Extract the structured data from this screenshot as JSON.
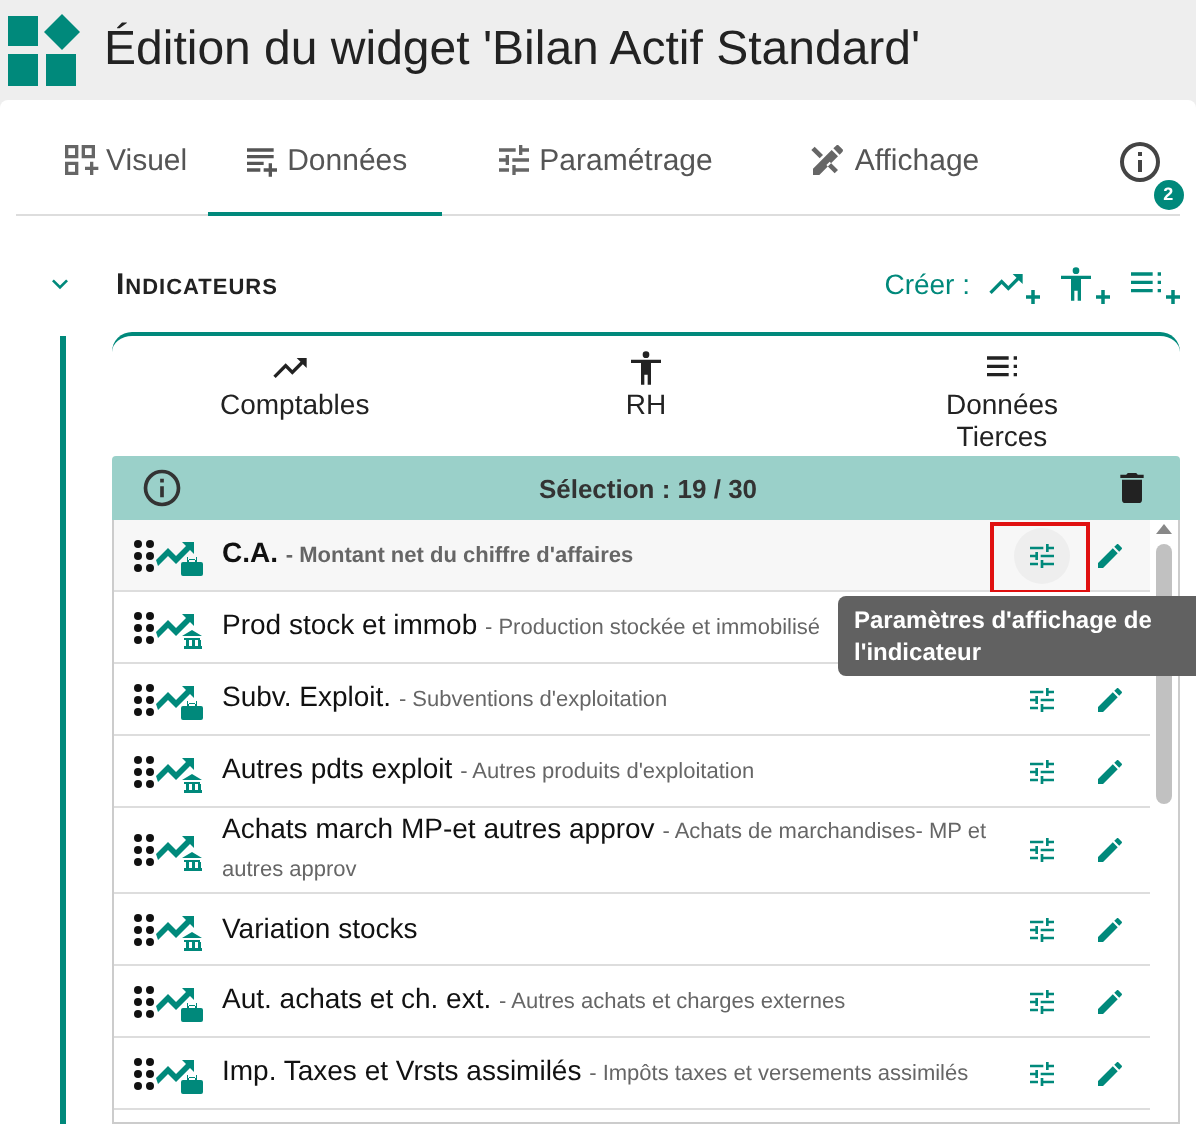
{
  "window": {
    "title": "Édition du widget 'Bilan Actif Standard'"
  },
  "tabs": [
    {
      "label": "Visuel",
      "selected": false
    },
    {
      "label": "Données",
      "selected": true
    },
    {
      "label": "Paramétrage",
      "selected": false
    },
    {
      "label": "Affichage",
      "selected": false
    }
  ],
  "info_badge": "2",
  "section": {
    "title": "Indicateurs",
    "expanded": true,
    "create_label": "Créer :"
  },
  "categories": [
    {
      "label": "Comptables"
    },
    {
      "label": "RH"
    },
    {
      "label": "Données Tierces"
    }
  ],
  "selection": {
    "label": "Sélection : 19 / 30"
  },
  "rows": [
    {
      "name": "C.A.",
      "description": "- Montant net du chiffre d'affaires",
      "kind": "briefcase",
      "hovered": true,
      "highlighted": true,
      "tooltip": "Paramètres d'affichage de l'indicateur"
    },
    {
      "name": "Prod stock et immob",
      "description": "- Production stockée et immobilisé",
      "kind": "bank",
      "hovered": false,
      "highlighted": false
    },
    {
      "name": "Subv. Exploit.",
      "description": "- Subventions d'exploitation",
      "kind": "briefcase",
      "hovered": false,
      "highlighted": false
    },
    {
      "name": "Autres pdts exploit",
      "description": "- Autres produits d'exploitation",
      "kind": "bank",
      "hovered": false,
      "highlighted": false
    },
    {
      "name": "Achats march MP-et autres approv",
      "description": "- Achats de marchandises- MP et autres approv",
      "kind": "bank",
      "hovered": false,
      "highlighted": false
    },
    {
      "name": "Variation stocks",
      "kind": "bank",
      "hovered": false,
      "highlighted": false
    },
    {
      "name": "Aut. achats et ch. ext.",
      "description": "- Autres achats et charges externes",
      "kind": "briefcase",
      "hovered": false,
      "highlighted": false
    },
    {
      "name": "Imp. Taxes et Vrsts assimilés",
      "description": "- Impôts taxes et versements assimilés",
      "kind": "briefcase",
      "hovered": false,
      "highlighted": false
    }
  ]
}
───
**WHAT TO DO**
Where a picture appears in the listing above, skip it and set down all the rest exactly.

**TASK RESULT**
Extract the structured data from this screenshot as JSON.
{
  "window": {
    "title": "Édition du widget 'Bilan Actif Standard'"
  },
  "tabs": [
    {
      "label": "Visuel",
      "selected": false
    },
    {
      "label": "Données",
      "selected": true
    },
    {
      "label": "Paramétrage",
      "selected": false
    },
    {
      "label": "Affichage",
      "selected": false
    }
  ],
  "info_badge": "2",
  "section": {
    "title": "Indicateurs",
    "expanded": true,
    "create_label": "Créer :"
  },
  "categories": [
    {
      "label": "Comptables"
    },
    {
      "label": "RH"
    },
    {
      "label": "Données Tierces"
    }
  ],
  "selection": {
    "label": "Sélection : 19 / 30"
  },
  "rows": [
    {
      "name": "C.A.",
      "description": "- Montant net du chiffre d'affaires",
      "kind": "briefcase",
      "hovered": true,
      "highlighted": true,
      "tooltip": "Paramètres d'affichage de l'indicateur"
    },
    {
      "name": "Prod stock et immob",
      "description": "- Production stockée et immobilisé",
      "kind": "bank",
      "hovered": false,
      "highlighted": false
    },
    {
      "name": "Subv. Exploit.",
      "description": "- Subventions d'exploitation",
      "kind": "briefcase",
      "hovered": false,
      "highlighted": false
    },
    {
      "name": "Autres pdts exploit",
      "description": "- Autres produits d'exploitation",
      "kind": "bank",
      "hovered": false,
      "highlighted": false
    },
    {
      "name": "Achats march MP-et autres approv",
      "description": "- Achats de marchandises- MP et autres approv",
      "kind": "bank",
      "hovered": false,
      "highlighted": false
    },
    {
      "name": "Variation stocks",
      "kind": "bank",
      "hovered": false,
      "highlighted": false
    },
    {
      "name": "Aut. achats et ch. ext.",
      "description": "- Autres achats et charges externes",
      "kind": "briefcase",
      "hovered": false,
      "highlighted": false
    },
    {
      "name": "Imp. Taxes et Vrsts assimilés",
      "description": "- Impôts taxes et versements assimilés",
      "kind": "briefcase",
      "hovered": false,
      "highlighted": false
    }
  ]
}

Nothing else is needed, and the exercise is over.